"Moiraine uh, doesn't give anyone reasons. Kerene says," he hesitated, swallowed, "it's hard to have a conversation with someone who won't say anything."

Nynaeve smiled grimly. "Yeah, that's Moiraine. Are you ready to go?"

They didn't talk as they navigated the corridors. Nynaeve didn't really know what would happen if they were caught, but she didn't see any reason to find out if they could avoid it. Stepin took the lead, his footsteps nearly silent even on the bare stone floor. Nynaeve made a little more noise - she'd learned stealth in the woods of the Two Rivers, and almost nothing of that translated to this flickering, lifeless place. Light, she needed to get outside. 

"You don't like it here, do you?" asked Stepin, when they finally came to a door that led outside. 

Nynaeve shrugged. "I've only seen about three rooms of this place. I don't like Aes Sedai, and I haven't spent a full day indoors since I was old enough to walk."

"Oh." Stepin reached up and picked a fruit off one of the trees. He examined it briefly and put it in his pocket. "Not ripe yet."

"I thought they kept everything ready to harvest all the time here, with the One Power."

They turned down a side path, into a grove of taller, slightly spindly trees, nearly dripping with round fruits that Nynaeve thought were orange, although it was hard to be sure in this light.

"They can't. It has something to do with the minerals in the soil." He adopted a conspiratorial tone. "I don't really understand it; I grew up in Southharbor, so I never had to learn about...trees."

"Plants need to rest," said a deep voice behind them. 

Nynaeve whirled around, hand going to her belt knife. The man - was it a man? - in front of her was taller than anyone she'd ever seen, with a wide nose and untidy reddish hair.

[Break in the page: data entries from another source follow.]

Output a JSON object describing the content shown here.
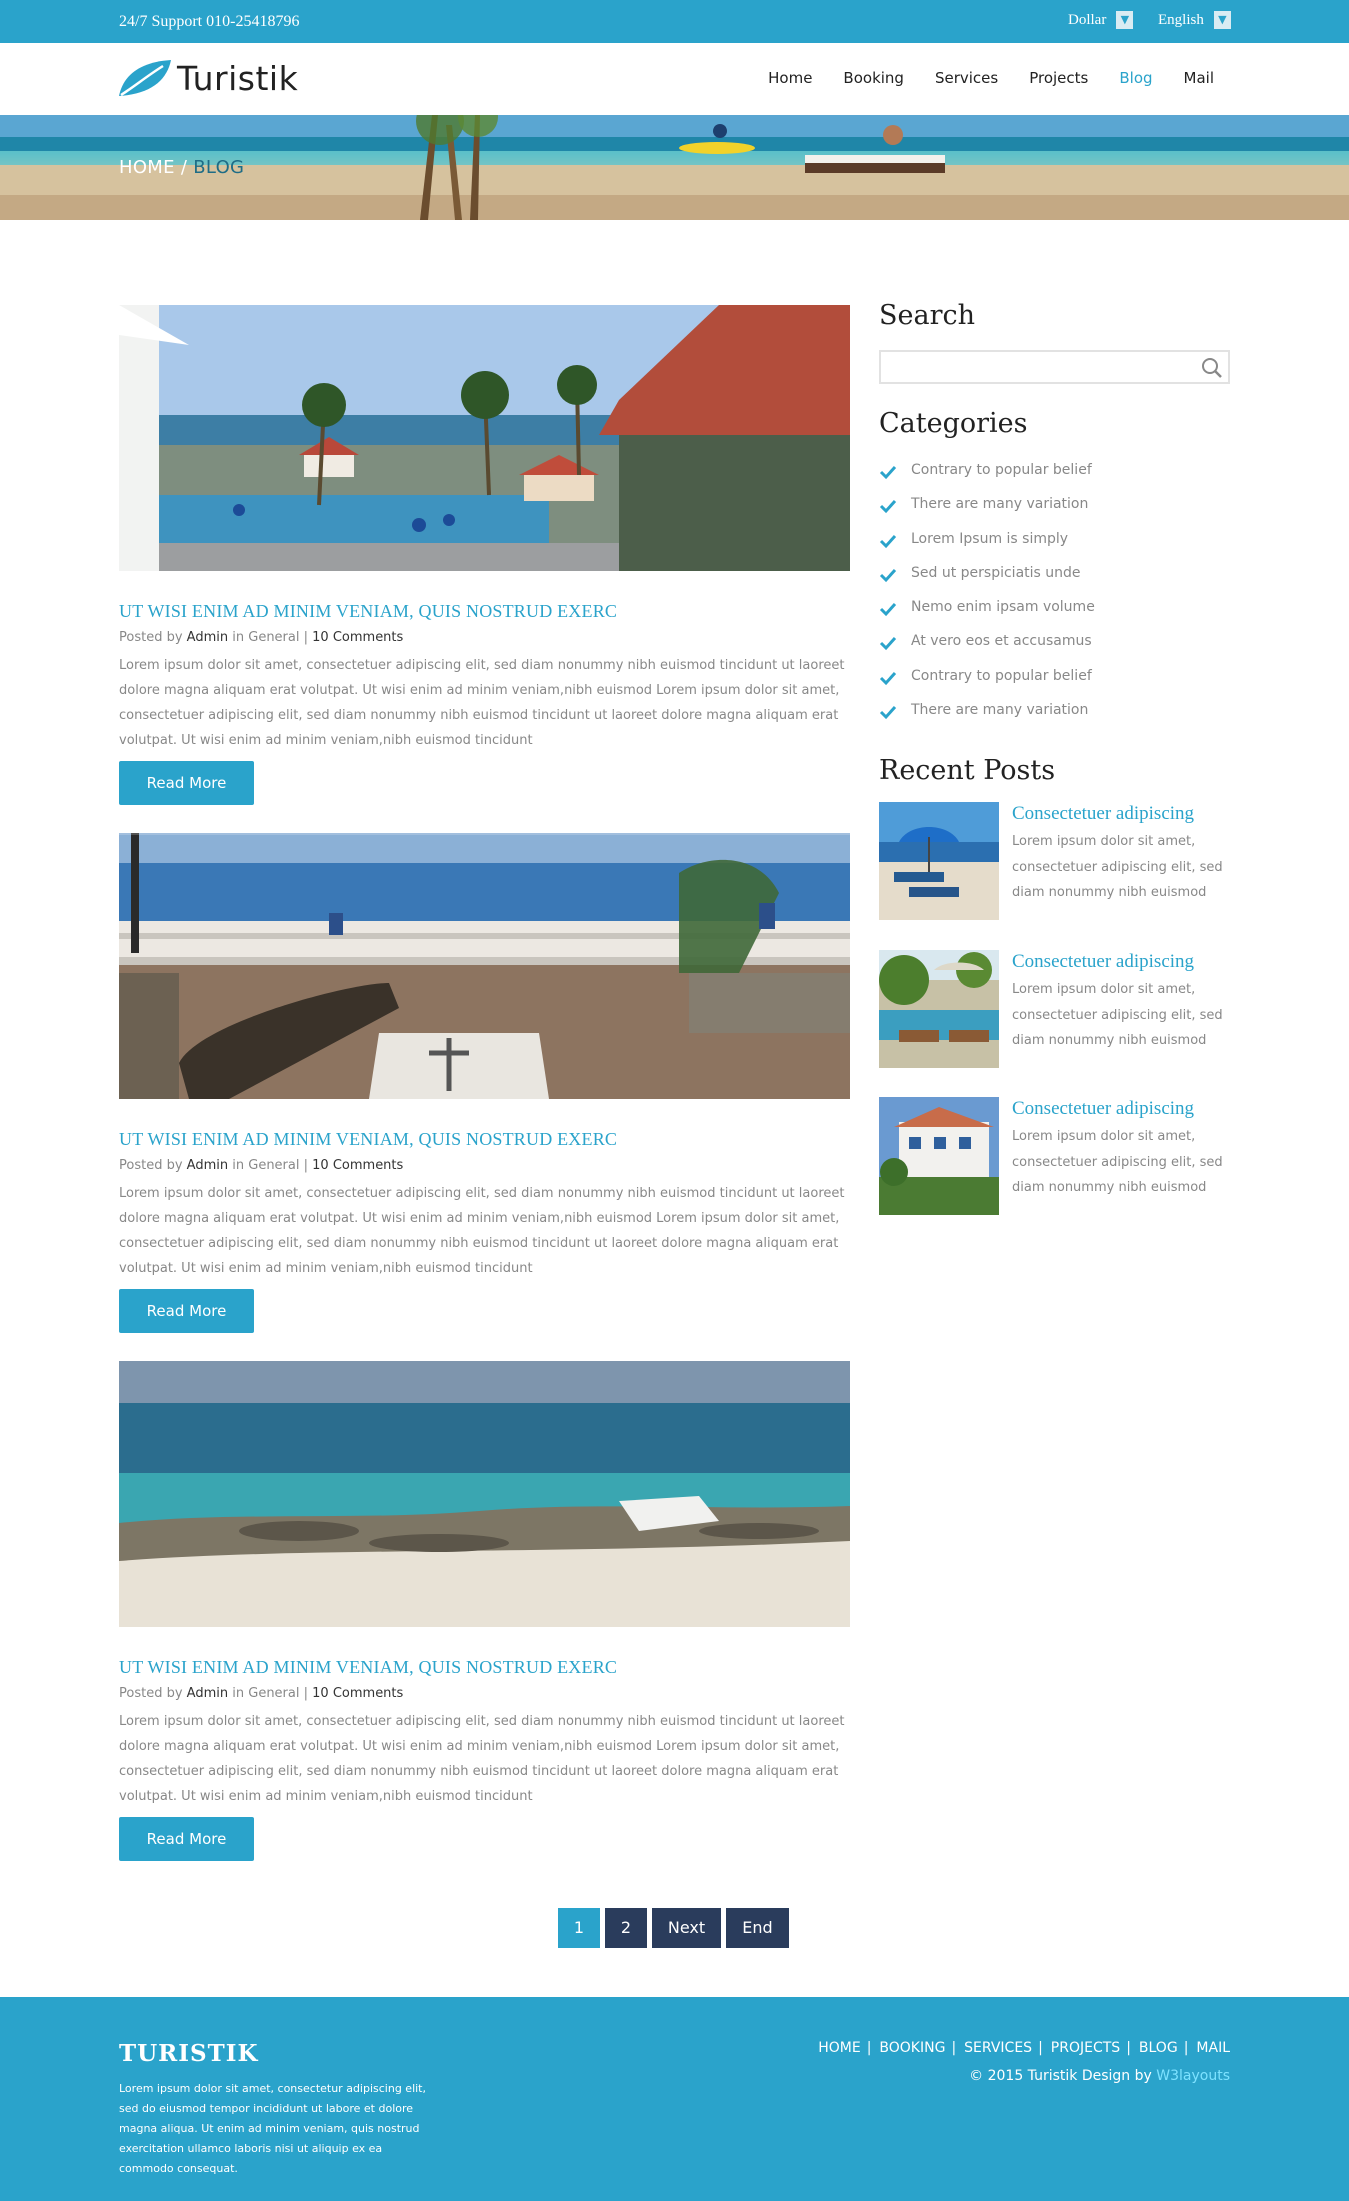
{
  "topbar": {
    "support": "24/7 Support 010-25418796",
    "currency": "Dollar",
    "language": "English"
  },
  "header": {
    "brand": "Turistik",
    "nav": [
      {
        "label": "Home"
      },
      {
        "label": "Booking"
      },
      {
        "label": "Services"
      },
      {
        "label": "Projects"
      },
      {
        "label": "Blog",
        "active": true
      },
      {
        "label": "Mail"
      }
    ]
  },
  "breadcrumb": {
    "home": "HOME",
    "separator": " / ",
    "current": "BLOG"
  },
  "posts": [
    {
      "title": "UT WISI ENIM AD MINIM VENIAM, QUIS NOSTRUD EXERC",
      "posted_by": "Posted by",
      "author": "Admin",
      "in_text": "in",
      "category": "General",
      "divider": "|",
      "comments": "10 Comments",
      "body": "Lorem ipsum dolor sit amet, consectetuer adipiscing elit, sed diam nonummy nibh euismod tincidunt ut laoreet dolore magna aliquam erat volutpat. Ut wisi enim ad minim veniam,nibh euismod Lorem ipsum dolor sit amet, consectetuer adipiscing elit, sed diam nonummy nibh euismod tincidunt ut laoreet dolore magna aliquam erat volutpat. Ut wisi enim ad minim veniam,nibh euismod tincidunt",
      "button": "Read More"
    },
    {
      "title": "UT WISI ENIM AD MINIM VENIAM, QUIS NOSTRUD EXERC",
      "posted_by": "Posted by",
      "author": "Admin",
      "in_text": "in",
      "category": "General",
      "divider": "|",
      "comments": "10 Comments",
      "body": "Lorem ipsum dolor sit amet, consectetuer adipiscing elit, sed diam nonummy nibh euismod tincidunt ut laoreet dolore magna aliquam erat volutpat. Ut wisi enim ad minim veniam,nibh euismod Lorem ipsum dolor sit amet, consectetuer adipiscing elit, sed diam nonummy nibh euismod tincidunt ut laoreet dolore magna aliquam erat volutpat. Ut wisi enim ad minim veniam,nibh euismod tincidunt",
      "button": "Read More"
    },
    {
      "title": "UT WISI ENIM AD MINIM VENIAM, QUIS NOSTRUD EXERC",
      "posted_by": "Posted by",
      "author": "Admin",
      "in_text": "in",
      "category": "General",
      "divider": "|",
      "comments": "10 Comments",
      "body": "Lorem ipsum dolor sit amet, consectetuer adipiscing elit, sed diam nonummy nibh euismod tincidunt ut laoreet dolore magna aliquam erat volutpat. Ut wisi enim ad minim veniam,nibh euismod Lorem ipsum dolor sit amet, consectetuer adipiscing elit, sed diam nonummy nibh euismod tincidunt ut laoreet dolore magna aliquam erat volutpat. Ut wisi enim ad minim veniam,nibh euismod tincidunt",
      "button": "Read More"
    }
  ],
  "sidebar": {
    "search_title": "Search",
    "search_value": "",
    "categories_title": "Categories",
    "categories": [
      "Contrary to popular belief",
      "There are many variation",
      "Lorem Ipsum is simply",
      "Sed ut perspiciatis unde",
      "Nemo enim ipsam volume",
      "At vero eos et accusamus",
      "Contrary to popular belief",
      "There are many variation"
    ],
    "recent_title": "Recent Posts",
    "recent": [
      {
        "title": "Consectetuer adipiscing",
        "text": "Lorem ipsum dolor sit amet, consectetuer adipiscing elit, sed diam nonummy nibh euismod"
      },
      {
        "title": "Consectetuer adipiscing",
        "text": "Lorem ipsum dolor sit amet, consectetuer adipiscing elit, sed diam nonummy nibh euismod"
      },
      {
        "title": "Consectetuer adipiscing",
        "text": "Lorem ipsum dolor sit amet, consectetuer adipiscing elit, sed diam nonummy nibh euismod"
      }
    ]
  },
  "pagination": {
    "pages": [
      "1",
      "2"
    ],
    "current": "1",
    "next": "Next",
    "end": "End"
  },
  "footer": {
    "title": "TURISTIK",
    "text": "Lorem ipsum dolor sit amet, consectetur adipiscing elit, sed do eiusmod tempor incididunt ut labore et dolore magna aliqua. Ut enim ad minim veniam, quis nostrud exercitation ullamco laboris nisi ut aliquip ex ea commodo consequat.",
    "nav": [
      "HOME",
      "BOOKING",
      "SERVICES",
      "PROJECTS",
      "BLOG",
      "MAIL"
    ],
    "nav_divider": "|",
    "copyright": "© 2015 Turistik Design by",
    "copyright_link": "W3layouts"
  },
  "colors": {
    "accent": "#2aa3cb",
    "pager_dark": "#2a3c5c",
    "heading": "#222222",
    "body_text": "#888888"
  },
  "icons": [
    "chevron-down-icon",
    "leaf-logo-icon",
    "search-icon",
    "check-icon"
  ]
}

He sighed and raised his hands in what was unmistakably a placating gesture. 

She almost looked around to see where Stepin was, then remembered that she didn't have to. He was just behind her and to her left and… he wasn't upset by the stranger. He'd been startled, the same as her, and he was still surprised, but he felt neither fear nor the mixture of relief and despair she would have expected if he thought he'd found a foe against whom he could break himself. 

She took her hand off her knife. 

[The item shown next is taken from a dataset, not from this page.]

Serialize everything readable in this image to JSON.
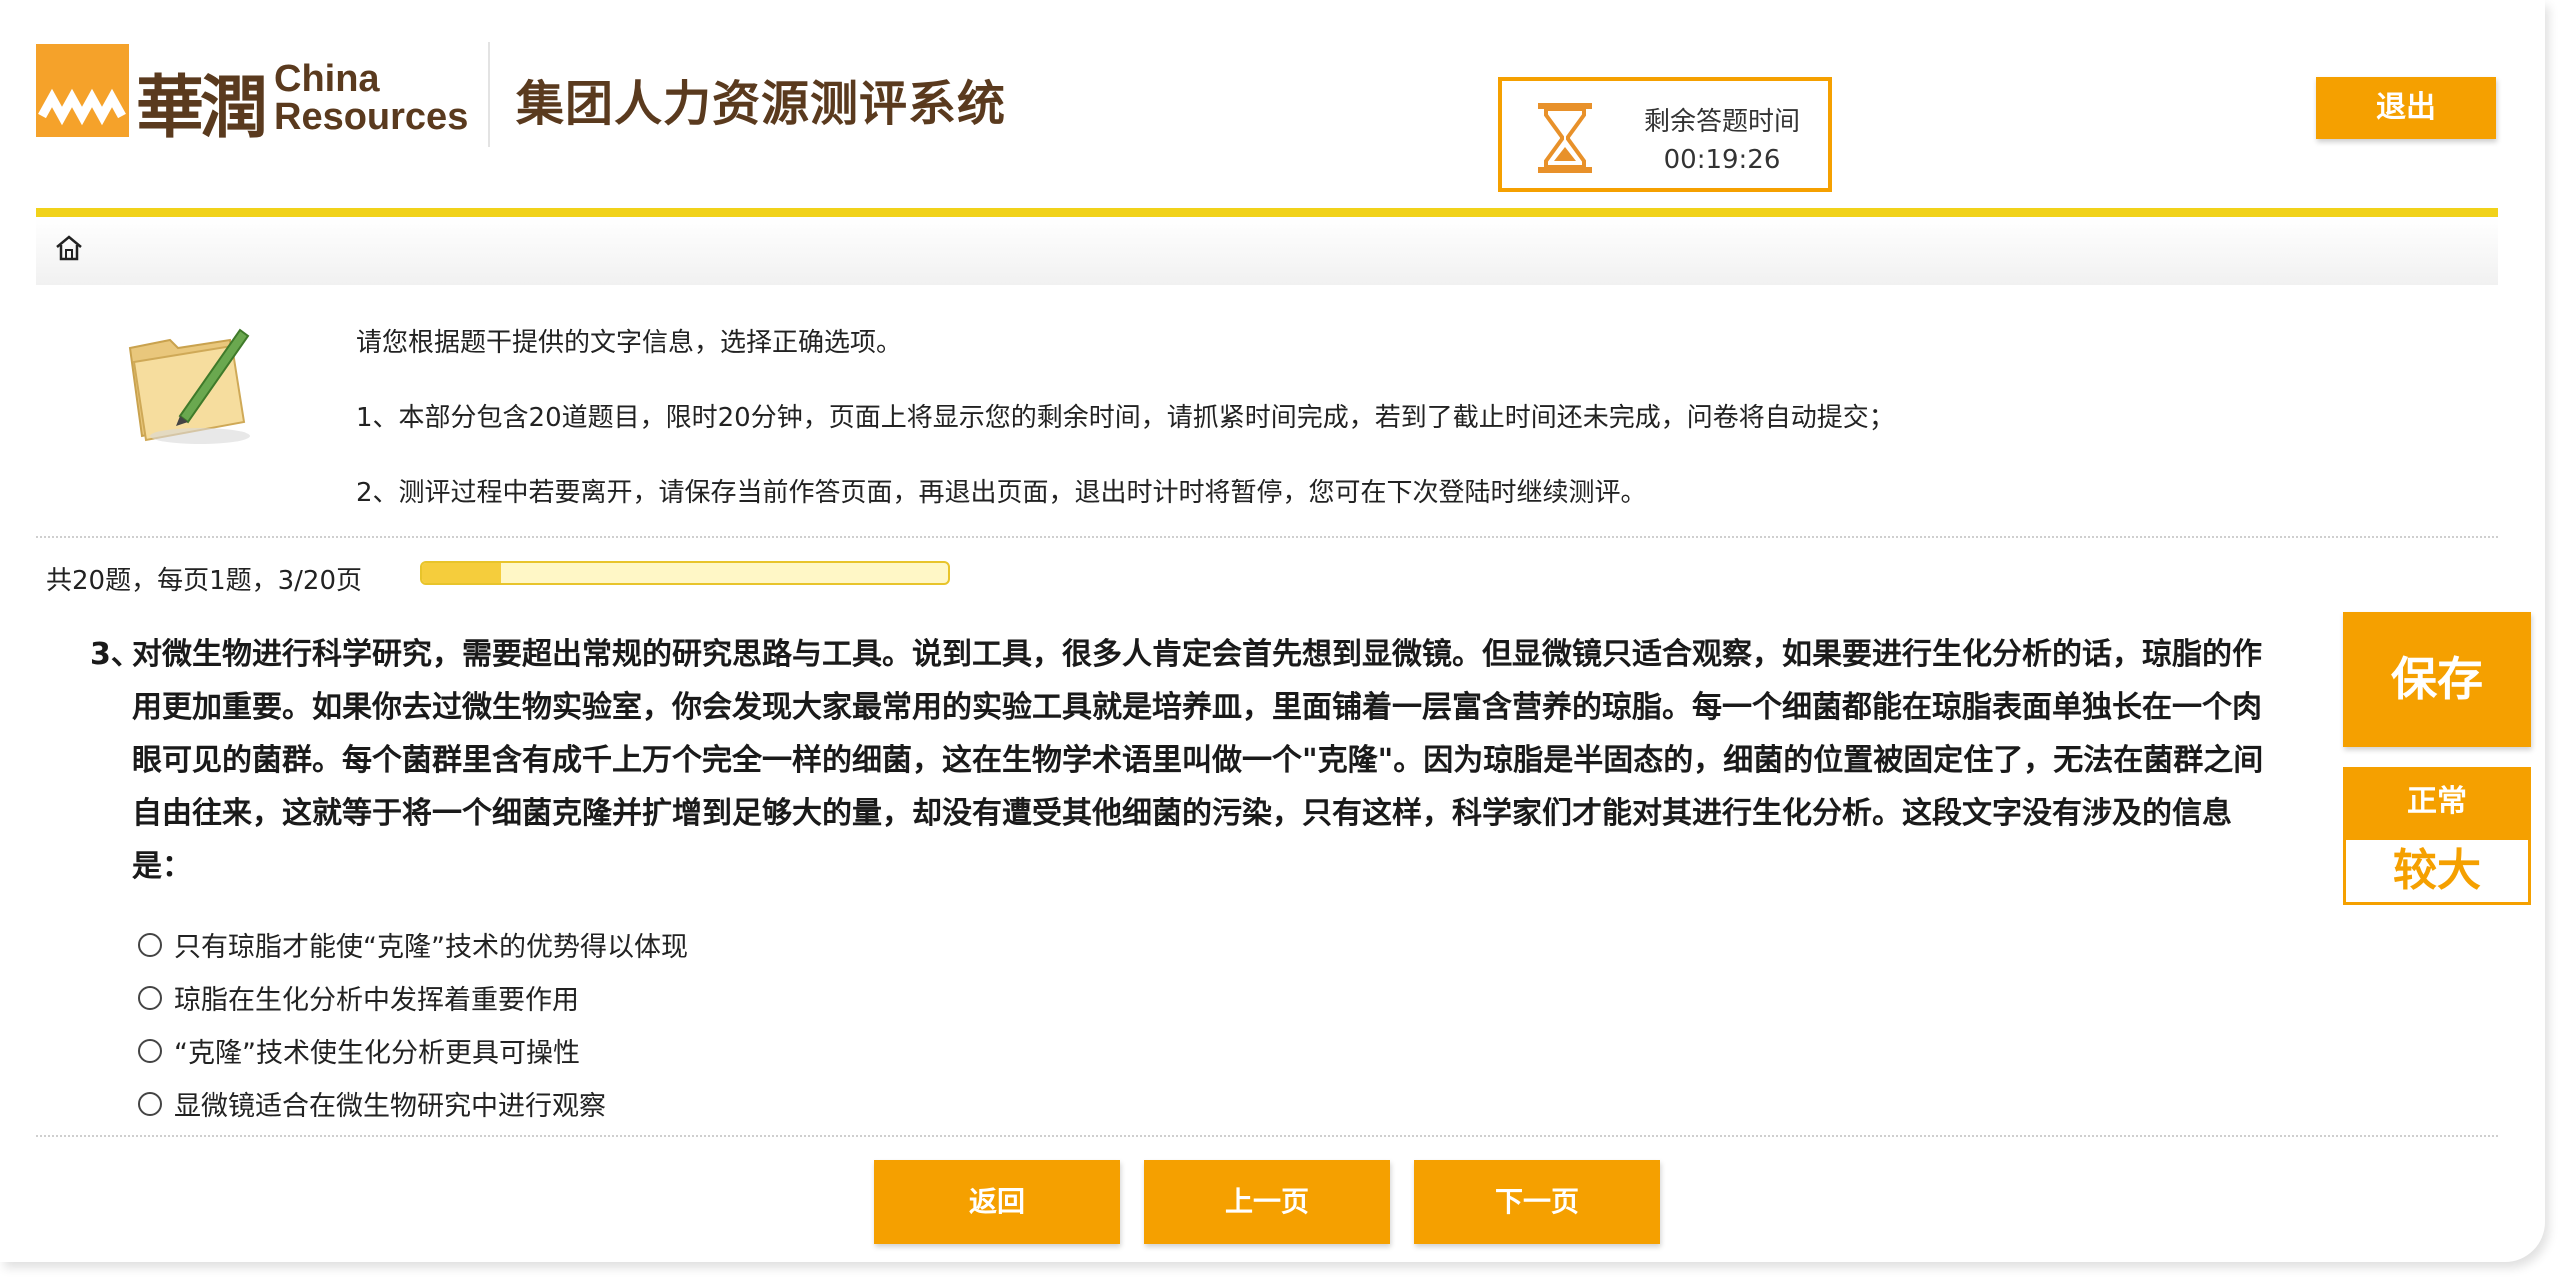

Stepin, apparently deciding that she'd had long enough to take the initiative if she were going to, stepped up beside her and said, "Glory to the builders!" with genuine respect and a passable facsimile of enthusiasm. 

"Ah, glory to the builders," Nynaeve said awkwardly. "My name is Nynaeve al'Meara."

"Loial, son of Arent son of Halan. Your name sings in my ears, Nynaeve al'Meara. Do you come from the Two Rivers?"

"Yes," she said, surprised enough by the question that she answered before she'd had a chance to consider whether she should answer. "How did you know?"

"The braid is distinctive. Your friend Rand al'Thor is looking for you. But he did not tell me you were an Aes Sedai." He peered at her more closely.

"I'm not an Aes Sedai," she said automatically. "Wait, Rand's looking for me? Do you know where he is?"

Loial sighed again. "I should have known that you would get excited. Humans always do."

"Tell me where my friend is!" she snapped. Her vague sense of something ridiculous in making demands of an Ogier - and now that she'd had a moment to think, there was nothing else Loial could be - was not helped at all by the amusement she could feel through the bond. 

"I will take you to him, if you'd like," said Loial, unperturbed by her outburst.

"Ah, yes. Thank you."

"He is at an inn called The Queen's Blessing." The Ogier started back towards the path they'd turned off of. "But if you are not Aes Sedai, how is it that you have a Warder?"

Nynaeve glanced at Stepin. She considered the way the conversation she'd just had would look from the outside. He had known almost at once that Loial wasn't a threat, but he'd still positioned himself to back her up, however she chose to respond. He'd spoken once, when she was clearly at a loss, covering for her awkwardness, then stood back and let her do the talking. They'd barely been bonded for three hours, and they were already so much in sync. If it was this obvious to everyone, she was going to have to be a lot more careful around the Aes Sedai. 

"It's a long story," she said finally. 

"A long story? You will have to tell it to me as we walk."